:: WHAT YOU HAVE TO DO ::
Copy each line from the data that has the word "screenshot" in it.

:: SUPPLIED DATA ::
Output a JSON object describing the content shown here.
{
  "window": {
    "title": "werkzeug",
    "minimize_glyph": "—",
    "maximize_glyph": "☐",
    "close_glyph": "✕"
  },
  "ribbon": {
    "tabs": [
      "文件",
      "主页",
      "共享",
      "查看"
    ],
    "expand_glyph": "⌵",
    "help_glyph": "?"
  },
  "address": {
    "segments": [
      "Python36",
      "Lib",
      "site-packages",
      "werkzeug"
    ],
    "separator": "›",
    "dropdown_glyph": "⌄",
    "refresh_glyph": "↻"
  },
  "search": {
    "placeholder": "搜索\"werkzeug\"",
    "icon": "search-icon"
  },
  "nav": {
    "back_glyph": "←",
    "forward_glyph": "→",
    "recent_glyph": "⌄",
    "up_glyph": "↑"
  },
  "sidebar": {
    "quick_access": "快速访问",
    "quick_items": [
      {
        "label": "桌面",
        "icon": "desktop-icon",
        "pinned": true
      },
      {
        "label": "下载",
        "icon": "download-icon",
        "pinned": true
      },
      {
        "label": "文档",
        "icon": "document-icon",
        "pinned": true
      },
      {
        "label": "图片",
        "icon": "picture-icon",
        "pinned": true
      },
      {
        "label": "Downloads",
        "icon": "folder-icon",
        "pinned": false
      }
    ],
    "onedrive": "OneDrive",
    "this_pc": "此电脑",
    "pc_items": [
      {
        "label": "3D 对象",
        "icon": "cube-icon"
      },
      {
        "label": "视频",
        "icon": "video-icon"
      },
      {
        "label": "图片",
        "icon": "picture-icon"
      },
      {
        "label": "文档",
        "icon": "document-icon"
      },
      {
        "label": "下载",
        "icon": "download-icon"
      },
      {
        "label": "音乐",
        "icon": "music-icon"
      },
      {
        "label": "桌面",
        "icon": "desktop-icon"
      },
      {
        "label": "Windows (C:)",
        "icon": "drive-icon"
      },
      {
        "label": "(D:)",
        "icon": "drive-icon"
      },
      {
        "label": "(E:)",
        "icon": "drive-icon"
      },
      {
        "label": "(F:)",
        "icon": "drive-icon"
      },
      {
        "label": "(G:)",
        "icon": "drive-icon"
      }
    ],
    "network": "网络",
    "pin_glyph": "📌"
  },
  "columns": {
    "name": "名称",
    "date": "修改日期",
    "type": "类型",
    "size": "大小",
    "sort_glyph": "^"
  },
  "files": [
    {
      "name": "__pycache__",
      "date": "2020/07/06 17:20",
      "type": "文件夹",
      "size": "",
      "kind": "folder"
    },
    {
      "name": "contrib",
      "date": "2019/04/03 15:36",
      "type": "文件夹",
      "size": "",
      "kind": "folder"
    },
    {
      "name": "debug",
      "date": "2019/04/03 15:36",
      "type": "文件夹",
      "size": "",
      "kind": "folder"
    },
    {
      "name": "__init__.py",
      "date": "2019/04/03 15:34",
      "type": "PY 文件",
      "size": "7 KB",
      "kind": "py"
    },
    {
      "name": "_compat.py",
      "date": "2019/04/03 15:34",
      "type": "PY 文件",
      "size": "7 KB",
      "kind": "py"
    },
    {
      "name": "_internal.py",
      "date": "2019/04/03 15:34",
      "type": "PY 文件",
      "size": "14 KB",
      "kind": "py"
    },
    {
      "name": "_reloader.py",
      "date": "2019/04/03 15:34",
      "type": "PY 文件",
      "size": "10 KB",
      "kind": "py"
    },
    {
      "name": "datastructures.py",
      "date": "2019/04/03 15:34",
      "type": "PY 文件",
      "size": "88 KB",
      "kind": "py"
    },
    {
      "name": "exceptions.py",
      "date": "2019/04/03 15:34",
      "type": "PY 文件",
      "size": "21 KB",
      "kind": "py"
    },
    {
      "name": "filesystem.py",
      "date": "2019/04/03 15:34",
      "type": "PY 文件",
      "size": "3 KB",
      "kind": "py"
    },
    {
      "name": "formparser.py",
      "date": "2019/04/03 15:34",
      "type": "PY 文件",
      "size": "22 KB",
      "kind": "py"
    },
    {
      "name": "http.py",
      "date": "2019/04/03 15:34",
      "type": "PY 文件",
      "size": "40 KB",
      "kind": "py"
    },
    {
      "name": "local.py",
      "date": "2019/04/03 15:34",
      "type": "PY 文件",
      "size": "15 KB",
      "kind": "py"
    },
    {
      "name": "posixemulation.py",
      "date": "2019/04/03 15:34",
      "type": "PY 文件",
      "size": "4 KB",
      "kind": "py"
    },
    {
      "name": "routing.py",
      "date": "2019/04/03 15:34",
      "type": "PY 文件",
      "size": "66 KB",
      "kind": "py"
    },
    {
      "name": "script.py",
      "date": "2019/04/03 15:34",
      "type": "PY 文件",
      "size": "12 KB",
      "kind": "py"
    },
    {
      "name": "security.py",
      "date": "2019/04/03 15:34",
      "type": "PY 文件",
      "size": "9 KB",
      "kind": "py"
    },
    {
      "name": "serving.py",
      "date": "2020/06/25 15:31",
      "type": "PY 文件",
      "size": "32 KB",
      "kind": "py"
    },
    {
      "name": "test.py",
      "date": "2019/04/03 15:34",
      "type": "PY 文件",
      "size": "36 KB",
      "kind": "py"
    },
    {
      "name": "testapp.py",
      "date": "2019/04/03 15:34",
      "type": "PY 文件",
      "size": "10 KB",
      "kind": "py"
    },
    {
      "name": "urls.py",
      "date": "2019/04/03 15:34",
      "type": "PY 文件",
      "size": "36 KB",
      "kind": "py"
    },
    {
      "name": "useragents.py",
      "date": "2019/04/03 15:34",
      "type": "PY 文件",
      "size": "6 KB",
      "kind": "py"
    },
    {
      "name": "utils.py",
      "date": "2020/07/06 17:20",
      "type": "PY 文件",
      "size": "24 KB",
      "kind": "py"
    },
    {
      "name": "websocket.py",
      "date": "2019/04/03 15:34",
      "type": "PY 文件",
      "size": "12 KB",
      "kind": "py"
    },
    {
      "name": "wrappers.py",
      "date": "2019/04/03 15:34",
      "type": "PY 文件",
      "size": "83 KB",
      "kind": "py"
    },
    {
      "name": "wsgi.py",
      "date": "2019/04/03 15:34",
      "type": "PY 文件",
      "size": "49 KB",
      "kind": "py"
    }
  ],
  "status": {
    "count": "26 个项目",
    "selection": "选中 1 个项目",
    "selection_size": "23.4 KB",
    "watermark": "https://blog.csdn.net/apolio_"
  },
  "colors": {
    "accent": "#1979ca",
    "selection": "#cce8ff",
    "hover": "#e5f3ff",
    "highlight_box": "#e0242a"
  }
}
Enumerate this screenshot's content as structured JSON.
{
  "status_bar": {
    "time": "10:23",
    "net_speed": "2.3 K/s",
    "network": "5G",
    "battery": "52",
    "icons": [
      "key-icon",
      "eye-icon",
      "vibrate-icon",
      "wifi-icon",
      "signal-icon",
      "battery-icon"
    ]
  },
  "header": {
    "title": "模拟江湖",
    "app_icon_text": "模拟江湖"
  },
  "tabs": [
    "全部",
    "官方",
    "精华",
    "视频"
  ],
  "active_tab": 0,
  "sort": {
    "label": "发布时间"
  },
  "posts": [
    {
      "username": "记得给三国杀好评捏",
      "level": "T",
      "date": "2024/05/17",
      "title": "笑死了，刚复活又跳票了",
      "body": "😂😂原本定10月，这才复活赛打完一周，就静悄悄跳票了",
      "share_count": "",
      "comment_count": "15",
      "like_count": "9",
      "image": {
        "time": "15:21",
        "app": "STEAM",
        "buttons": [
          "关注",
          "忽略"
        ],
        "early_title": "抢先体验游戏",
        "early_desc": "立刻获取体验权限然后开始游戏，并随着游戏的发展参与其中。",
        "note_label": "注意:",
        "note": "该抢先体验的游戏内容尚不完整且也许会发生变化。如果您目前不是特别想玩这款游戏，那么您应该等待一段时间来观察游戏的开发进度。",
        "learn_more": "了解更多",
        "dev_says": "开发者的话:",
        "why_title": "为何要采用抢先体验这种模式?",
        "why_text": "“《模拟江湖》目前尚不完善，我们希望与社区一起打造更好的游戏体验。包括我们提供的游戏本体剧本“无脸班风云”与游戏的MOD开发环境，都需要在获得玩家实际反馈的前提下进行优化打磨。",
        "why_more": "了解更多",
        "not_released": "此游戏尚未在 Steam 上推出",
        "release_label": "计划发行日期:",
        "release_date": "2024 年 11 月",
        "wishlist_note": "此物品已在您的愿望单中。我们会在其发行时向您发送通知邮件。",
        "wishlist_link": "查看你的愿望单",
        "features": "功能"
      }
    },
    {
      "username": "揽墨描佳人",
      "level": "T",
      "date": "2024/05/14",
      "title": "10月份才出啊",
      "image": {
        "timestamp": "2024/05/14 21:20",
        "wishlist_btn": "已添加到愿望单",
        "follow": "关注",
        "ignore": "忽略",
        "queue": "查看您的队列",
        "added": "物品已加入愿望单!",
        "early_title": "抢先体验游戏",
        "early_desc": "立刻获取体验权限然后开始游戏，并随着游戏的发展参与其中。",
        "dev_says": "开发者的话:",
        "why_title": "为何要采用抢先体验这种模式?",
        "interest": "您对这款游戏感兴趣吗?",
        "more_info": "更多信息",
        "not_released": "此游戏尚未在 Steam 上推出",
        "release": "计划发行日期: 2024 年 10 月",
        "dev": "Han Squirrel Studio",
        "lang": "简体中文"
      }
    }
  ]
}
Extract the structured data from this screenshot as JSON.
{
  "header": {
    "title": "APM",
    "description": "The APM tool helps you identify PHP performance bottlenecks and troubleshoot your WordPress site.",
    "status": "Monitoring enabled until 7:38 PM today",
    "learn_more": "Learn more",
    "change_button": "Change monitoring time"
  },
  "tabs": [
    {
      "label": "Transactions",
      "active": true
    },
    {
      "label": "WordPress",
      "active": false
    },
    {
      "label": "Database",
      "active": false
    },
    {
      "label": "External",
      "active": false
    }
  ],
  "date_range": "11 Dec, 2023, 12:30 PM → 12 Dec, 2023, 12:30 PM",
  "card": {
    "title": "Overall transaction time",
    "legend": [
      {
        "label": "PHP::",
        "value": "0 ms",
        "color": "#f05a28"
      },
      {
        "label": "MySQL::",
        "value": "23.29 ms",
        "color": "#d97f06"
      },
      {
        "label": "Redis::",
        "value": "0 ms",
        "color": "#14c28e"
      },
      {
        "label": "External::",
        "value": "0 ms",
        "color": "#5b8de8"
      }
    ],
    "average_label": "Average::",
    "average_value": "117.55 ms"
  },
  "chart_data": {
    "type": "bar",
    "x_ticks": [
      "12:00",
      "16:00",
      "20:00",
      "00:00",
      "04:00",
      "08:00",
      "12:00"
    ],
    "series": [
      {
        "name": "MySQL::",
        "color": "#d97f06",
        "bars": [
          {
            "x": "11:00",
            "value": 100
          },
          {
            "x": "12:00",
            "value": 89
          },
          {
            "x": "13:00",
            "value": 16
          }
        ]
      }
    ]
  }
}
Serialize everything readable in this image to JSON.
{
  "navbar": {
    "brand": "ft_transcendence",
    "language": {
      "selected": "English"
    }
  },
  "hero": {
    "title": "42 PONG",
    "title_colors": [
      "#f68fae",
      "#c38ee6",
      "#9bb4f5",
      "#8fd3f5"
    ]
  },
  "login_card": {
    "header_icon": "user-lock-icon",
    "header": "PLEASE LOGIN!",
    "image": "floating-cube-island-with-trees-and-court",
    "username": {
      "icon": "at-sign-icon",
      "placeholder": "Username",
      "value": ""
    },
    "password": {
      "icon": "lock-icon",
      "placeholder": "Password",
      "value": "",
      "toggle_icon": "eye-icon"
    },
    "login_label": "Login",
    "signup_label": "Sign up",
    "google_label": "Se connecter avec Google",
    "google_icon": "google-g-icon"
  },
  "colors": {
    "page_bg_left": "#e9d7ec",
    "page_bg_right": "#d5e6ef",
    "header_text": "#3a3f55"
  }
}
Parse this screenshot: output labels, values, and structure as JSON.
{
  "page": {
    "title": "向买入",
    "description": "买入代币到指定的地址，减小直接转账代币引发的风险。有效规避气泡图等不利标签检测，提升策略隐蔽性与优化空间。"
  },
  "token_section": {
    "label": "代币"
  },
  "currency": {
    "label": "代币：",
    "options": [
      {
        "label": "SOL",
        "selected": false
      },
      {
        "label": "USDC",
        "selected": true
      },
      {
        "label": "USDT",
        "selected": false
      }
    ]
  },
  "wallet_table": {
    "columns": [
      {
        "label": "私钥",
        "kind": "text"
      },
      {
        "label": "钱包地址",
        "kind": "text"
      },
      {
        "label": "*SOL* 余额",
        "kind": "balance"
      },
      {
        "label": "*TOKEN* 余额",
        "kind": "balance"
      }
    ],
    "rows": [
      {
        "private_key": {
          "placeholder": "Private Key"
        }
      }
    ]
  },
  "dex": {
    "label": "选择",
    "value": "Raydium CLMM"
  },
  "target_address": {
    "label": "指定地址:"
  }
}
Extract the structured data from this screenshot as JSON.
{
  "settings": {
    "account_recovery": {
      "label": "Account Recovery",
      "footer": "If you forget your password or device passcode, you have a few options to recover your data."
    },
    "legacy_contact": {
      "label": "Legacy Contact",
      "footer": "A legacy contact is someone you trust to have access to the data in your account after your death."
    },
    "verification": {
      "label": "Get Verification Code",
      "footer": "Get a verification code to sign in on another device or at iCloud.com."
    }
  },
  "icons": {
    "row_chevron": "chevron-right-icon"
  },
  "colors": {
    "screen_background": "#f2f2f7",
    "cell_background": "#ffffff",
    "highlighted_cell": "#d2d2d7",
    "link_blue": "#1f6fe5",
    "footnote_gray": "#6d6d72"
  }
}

:: ANSWER SPACE ::
Enumerate this screenshot's content as structured JSON.
Extract the structured data from this screenshot as JSON.
Parse this screenshot: output labels, values, and structure as JSON.
Extract the structured data from this screenshot as JSON.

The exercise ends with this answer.